Barcelona, September 24, 2020.- The global economic recession needs innovative solutions, based on technological tools. Blockchain is a young technology solution, but promoting. Professionals who know its advantages count every day its main advantages. Information Age has published a very interesting Blockchain diagnosis:
This feature will explore in detail the various use cases that blockchain brings to transport and logistics. One general benefit that blockchain provides is transparency across supply chains, from production to distribution.
“For consumers, the provenance of goods is becoming increasingly important,” said Jue. “They want to know where the products they choose have come from, and whether they have been produced and transported in ethical and/or environmentally sustainable ways.
“This is where blockchain comes in. Producers can use this affordable technology to address consumers’ requests for transparency, providing comprehensive information on the origin, production methods, supply chain journey and environmental footprint of their products.
“For example, IOHK is currently working with Wyoming-based Beefchain, whose blockchain-based software for supply chain traceability of beef products ‘from ranch to plate’ is the only US Department of Agriculture approved software of its type. Beefchain has worked with IOHK to harness our proprietary blockchain, Cardano, to trace the origin and movement of beef from farm to table.
“Through blockchain, consumers can access significantly more detail than ever before, from where and how a calf was raised – even down to who fed a cow on what day, though to how both the cattle and the beef was transported.”
“Provenance uses a blockchain to register every step of the production process,” he said. “This ensures that the transfers of ownership are explicitly authorised by their relevant controllers without having to trust the behaviour or competence of an incumbent processor.
“For the different participants in the supply chain, different software solutions exist to access the blockchain, to extract the relevant information for this participant and to confirm the step in the production process. Afterwards, the buyer can scan the product, whether this be via a QR-Code or NFC, and access the information from the blockchain to check every step of the production process.”

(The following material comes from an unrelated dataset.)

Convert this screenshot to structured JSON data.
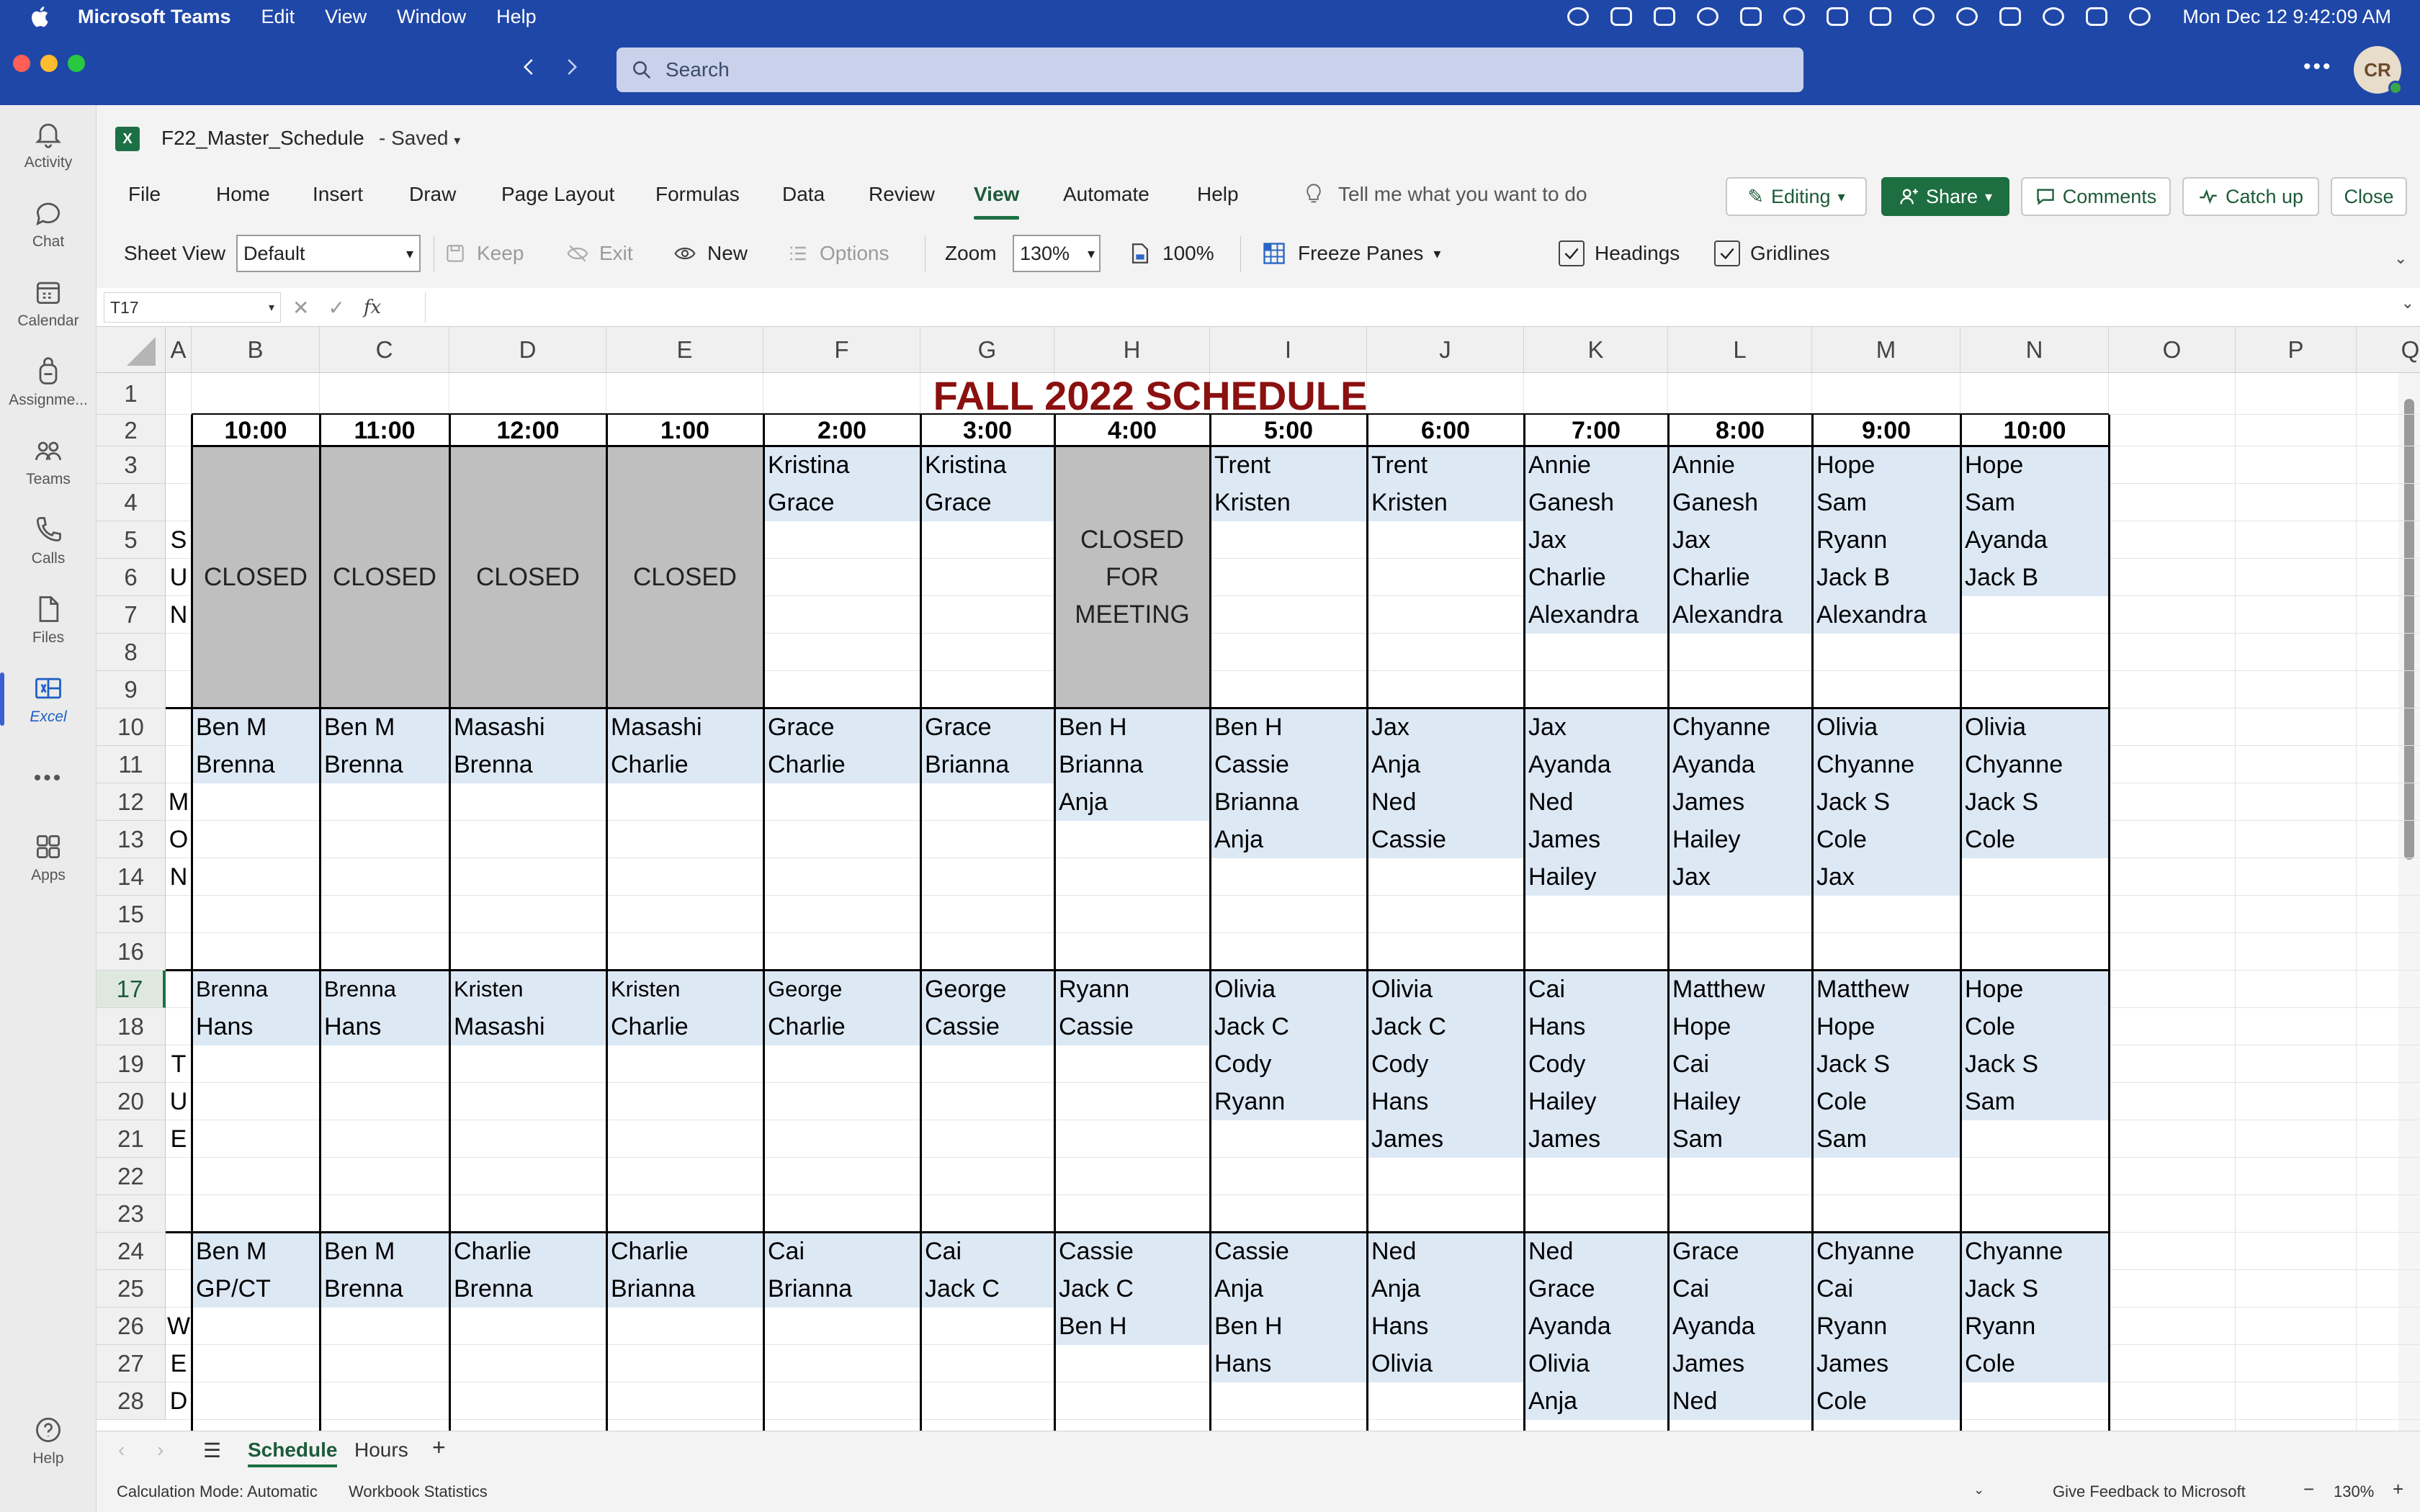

In addition, Jue went on to explain how blockchain can level the playing field across sections of food and beverage logistics.

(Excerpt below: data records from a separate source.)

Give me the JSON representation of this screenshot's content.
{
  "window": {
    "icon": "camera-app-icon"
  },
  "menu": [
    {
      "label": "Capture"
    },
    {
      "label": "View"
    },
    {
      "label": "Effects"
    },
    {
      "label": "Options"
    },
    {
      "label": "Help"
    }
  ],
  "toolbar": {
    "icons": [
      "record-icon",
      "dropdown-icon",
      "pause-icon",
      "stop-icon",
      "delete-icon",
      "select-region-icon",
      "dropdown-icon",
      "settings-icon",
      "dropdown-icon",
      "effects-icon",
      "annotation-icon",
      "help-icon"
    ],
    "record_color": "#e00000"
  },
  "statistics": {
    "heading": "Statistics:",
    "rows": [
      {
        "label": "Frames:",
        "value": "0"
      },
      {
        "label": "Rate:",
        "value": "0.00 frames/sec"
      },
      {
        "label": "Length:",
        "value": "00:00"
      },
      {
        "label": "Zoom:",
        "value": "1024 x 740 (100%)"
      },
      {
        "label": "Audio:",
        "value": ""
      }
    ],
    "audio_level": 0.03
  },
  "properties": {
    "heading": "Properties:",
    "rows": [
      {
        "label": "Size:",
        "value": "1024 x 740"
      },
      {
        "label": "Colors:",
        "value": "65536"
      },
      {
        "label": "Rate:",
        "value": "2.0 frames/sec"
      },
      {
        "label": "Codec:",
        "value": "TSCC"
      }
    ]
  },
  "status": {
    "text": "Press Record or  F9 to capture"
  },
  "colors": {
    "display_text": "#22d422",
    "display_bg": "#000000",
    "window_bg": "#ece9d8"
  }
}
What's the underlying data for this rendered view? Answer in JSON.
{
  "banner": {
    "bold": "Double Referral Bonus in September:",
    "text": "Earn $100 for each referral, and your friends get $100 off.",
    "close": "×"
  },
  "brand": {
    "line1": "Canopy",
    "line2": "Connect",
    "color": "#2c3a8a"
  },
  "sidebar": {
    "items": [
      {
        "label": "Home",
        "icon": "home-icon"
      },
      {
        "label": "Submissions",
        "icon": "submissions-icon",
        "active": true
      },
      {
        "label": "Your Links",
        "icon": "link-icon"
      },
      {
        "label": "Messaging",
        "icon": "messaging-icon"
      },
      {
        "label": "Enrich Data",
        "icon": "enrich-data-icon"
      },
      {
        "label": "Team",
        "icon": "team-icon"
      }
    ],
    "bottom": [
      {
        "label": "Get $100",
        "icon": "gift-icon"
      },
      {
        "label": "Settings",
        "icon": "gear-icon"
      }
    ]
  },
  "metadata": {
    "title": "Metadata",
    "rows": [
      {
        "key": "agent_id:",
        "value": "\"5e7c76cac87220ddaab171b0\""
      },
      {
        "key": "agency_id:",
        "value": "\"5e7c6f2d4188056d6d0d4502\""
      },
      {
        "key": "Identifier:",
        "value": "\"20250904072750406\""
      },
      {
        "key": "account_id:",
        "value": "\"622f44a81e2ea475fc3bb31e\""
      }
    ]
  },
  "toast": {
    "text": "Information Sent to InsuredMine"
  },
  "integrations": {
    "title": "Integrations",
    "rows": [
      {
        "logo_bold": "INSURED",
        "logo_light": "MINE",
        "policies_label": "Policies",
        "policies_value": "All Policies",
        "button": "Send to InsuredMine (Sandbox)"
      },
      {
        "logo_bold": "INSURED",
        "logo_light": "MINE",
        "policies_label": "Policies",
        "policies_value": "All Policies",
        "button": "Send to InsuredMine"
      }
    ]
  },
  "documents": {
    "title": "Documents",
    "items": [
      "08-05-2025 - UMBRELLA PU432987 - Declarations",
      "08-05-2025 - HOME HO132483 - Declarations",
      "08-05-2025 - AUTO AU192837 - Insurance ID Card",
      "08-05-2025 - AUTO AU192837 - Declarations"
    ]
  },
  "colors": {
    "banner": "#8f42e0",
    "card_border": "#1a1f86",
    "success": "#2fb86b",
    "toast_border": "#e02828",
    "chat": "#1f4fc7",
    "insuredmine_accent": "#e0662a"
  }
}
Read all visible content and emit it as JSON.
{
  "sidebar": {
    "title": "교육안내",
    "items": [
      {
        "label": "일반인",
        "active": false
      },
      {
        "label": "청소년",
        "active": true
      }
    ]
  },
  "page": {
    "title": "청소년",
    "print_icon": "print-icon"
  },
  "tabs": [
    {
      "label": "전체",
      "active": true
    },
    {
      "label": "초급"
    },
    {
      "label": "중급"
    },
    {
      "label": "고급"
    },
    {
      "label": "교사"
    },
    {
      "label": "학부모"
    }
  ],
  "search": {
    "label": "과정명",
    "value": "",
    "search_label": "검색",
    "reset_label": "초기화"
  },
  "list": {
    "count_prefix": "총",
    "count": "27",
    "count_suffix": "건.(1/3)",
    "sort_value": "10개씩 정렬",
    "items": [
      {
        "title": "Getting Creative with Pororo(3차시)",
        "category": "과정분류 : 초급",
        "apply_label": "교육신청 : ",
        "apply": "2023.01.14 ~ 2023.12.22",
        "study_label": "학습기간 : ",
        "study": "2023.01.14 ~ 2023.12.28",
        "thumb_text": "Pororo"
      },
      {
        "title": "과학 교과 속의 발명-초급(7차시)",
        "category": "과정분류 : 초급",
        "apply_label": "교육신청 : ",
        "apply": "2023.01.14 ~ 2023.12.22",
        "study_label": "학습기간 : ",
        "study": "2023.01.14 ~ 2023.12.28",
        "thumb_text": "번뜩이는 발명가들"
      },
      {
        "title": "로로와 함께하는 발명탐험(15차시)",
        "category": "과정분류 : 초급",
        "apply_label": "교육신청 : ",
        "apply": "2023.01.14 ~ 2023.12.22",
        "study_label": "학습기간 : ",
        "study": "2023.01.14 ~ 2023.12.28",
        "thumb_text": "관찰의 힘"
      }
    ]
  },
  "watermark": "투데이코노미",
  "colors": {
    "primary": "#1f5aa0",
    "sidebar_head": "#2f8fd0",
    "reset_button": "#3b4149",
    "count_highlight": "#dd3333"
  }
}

She said: “If we think about the coffee industry, for instance, smaller coffee farmers in countries like Ethiopia may lack the capital to invest in the traceability solutions needed to complete traceability from source to supply. This is not the case for larger coffee producers, who not only have access to more resources, but also to the latest technologies.
“While larger farmers are able to use their access to secure certificates concerning the sustainability, traceability and provenience of their coffee beans, smaller farmers lack access to the technology needed to store these records, but without them multinational companies are unlikely to select them as suppliers. As a result, the space is dominated by a few large suppliers.
“By using blockchain in sectors like coffee and agriculture, all farmers need to access traceability solutions is a basic GPRS-enabled mobile phone, of the type that have been available for 20 years. With one of these, farmers can become part of a global network.
“Blockchain, by enabling them to evidence the transportation and traceability of their products via a phone app, therefore ensures the removal of layers of proverbial middle men. This connects SMBs with major supply chains in a secure, transparent manner that fosters economic growth.”